Sunday, April 12, 2020

Album Review: Clarice Jensen- The Experience of Repetition as Death

I didn’t mention Max Richter’s surprisingly humble demeanor in my review of his splendid concert in Austin last year.  He may be one of the most respected composers of the 21st century, but Richter possesses a sheepish stage presence.  Clarice Jensen, however, led Richter’s accompanists with dramatic flair.

Jensen’s new album The Experience of Repetition as Death is correspondingly suspenseful.  The ambient recording would convey a sense of inconsolable devastation even in the best of times.  Experienced during the current global crisis, The Experience of Repetition as Death provides the quintessential soundtrack for dread-imbued isolation.

The Experience of Repetition as Death,  Jóhann Jóhannsson’s apocalyptic posthumous album Last And First Men and the slow burn of Nine Inch Nails’ astoundingly impactful Ghosts VI: Locusts and its slightly less gripping companion Ghosts V: Together make up the most meaningful- albeit jarring and disconcerting- portion of my current discretionary listening. 

I attempted to lighten my mood by blasting a playlist featuring hits by the likes of E-40, Pusha T and Nicki Minaj during a run for provisions a couple days ago.  I felt like an idiot.  Until all this is behind us, I’ll be brooding right here.

I was never entirely smitten by a Hal Willner production, but I’ll always be grateful to the eclectic gadfly.  I was unfamiliar with Nino Rota and Kurt Weill until his tribute albums brought the giants to my attention in the 1980s.  Willner died April 7. 

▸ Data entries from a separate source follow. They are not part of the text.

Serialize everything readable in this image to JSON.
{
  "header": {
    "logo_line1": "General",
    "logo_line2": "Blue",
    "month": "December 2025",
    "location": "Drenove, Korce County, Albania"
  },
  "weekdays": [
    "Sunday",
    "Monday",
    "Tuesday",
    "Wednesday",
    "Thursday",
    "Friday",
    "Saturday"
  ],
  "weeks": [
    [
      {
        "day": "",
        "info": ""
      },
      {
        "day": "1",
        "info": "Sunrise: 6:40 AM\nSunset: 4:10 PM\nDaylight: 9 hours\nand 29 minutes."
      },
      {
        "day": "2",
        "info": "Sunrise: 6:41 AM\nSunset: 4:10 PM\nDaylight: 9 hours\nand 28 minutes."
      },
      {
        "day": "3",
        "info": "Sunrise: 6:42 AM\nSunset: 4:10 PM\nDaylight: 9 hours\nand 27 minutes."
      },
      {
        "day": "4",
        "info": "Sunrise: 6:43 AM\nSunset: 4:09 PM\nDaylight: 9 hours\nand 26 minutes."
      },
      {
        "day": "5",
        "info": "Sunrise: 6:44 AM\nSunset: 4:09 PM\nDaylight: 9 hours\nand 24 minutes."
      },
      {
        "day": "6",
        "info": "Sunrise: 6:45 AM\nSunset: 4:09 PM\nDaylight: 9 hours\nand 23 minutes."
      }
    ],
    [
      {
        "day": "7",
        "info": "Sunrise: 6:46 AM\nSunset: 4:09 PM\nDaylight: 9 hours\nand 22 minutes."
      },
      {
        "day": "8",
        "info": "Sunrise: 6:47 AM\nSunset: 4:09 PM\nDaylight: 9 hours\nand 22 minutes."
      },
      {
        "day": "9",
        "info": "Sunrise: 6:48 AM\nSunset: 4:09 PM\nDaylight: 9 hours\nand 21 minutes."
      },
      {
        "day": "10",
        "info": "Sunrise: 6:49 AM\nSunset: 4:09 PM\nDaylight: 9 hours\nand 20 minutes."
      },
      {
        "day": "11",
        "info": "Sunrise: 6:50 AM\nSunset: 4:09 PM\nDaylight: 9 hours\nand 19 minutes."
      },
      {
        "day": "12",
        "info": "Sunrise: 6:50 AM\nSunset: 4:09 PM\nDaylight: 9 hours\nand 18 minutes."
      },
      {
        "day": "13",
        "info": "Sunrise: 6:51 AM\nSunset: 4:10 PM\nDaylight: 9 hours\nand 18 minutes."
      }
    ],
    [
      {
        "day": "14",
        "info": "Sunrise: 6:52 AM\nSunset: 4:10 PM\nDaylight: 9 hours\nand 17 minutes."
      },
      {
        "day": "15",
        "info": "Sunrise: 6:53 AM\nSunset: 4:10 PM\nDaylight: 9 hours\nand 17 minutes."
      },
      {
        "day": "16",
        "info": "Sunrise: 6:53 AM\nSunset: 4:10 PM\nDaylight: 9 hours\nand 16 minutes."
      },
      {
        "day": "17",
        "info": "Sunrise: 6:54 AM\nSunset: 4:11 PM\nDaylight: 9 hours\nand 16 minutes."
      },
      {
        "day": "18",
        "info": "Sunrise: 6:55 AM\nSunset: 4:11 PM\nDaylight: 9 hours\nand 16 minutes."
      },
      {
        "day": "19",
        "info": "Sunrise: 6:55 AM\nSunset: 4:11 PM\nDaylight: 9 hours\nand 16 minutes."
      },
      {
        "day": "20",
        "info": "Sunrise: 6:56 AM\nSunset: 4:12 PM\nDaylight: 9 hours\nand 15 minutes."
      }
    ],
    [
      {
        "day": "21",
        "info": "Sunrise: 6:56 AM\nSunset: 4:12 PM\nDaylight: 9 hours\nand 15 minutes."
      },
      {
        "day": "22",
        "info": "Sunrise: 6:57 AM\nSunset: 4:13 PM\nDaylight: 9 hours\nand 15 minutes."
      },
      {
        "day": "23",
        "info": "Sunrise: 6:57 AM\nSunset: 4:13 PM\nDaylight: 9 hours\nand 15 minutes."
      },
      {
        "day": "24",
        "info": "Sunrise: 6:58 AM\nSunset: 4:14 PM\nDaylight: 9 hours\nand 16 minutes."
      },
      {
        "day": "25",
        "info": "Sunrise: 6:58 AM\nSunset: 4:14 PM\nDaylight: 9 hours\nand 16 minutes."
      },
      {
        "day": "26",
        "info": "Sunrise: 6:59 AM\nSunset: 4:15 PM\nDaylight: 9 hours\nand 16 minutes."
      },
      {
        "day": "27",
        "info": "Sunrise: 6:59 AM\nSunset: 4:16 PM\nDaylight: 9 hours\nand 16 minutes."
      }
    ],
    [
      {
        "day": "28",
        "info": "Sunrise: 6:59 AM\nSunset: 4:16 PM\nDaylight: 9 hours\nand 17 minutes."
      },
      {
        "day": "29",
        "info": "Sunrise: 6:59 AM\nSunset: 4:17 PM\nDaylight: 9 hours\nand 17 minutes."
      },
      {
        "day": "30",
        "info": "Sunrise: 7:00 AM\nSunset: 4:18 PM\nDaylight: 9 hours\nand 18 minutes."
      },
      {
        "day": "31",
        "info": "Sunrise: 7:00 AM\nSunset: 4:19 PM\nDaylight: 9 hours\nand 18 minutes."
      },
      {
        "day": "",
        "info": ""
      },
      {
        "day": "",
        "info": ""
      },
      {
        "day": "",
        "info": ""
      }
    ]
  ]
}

I can only assume the people praising Yves Tumor’s Heaven to a Tortured Mind are also big fans of Godsmack.  The difference between the commercial metal band and the critically acclaimed artist is marginal on his new album.  The tired playlists of active rock radio stations would be much more interesting if they featured Tumor songs like “Gospel For a New Century” between tracks by Stone Temple Pilots and Tool.

I returned to the 1970s catalog of Norman Connors upon learning of the April 6 death of keyboardist Onaje Allan Gumbs.  The cosmic jazz of Love From the Sun has aged exceedingly well. 

(Original image of downtown Austin by There Stands the Glass.)


bigsteveno said...

Man, were you right about the Clarice Jensen album. I must have been thinking 'solo cello ...pass'but it's beautiful. Thanks.

Aaron Rhodes said...

I like both new Yves Tumor and select Godsmack compositions.

heaven is home grown veg said...

I enjoyed rreading this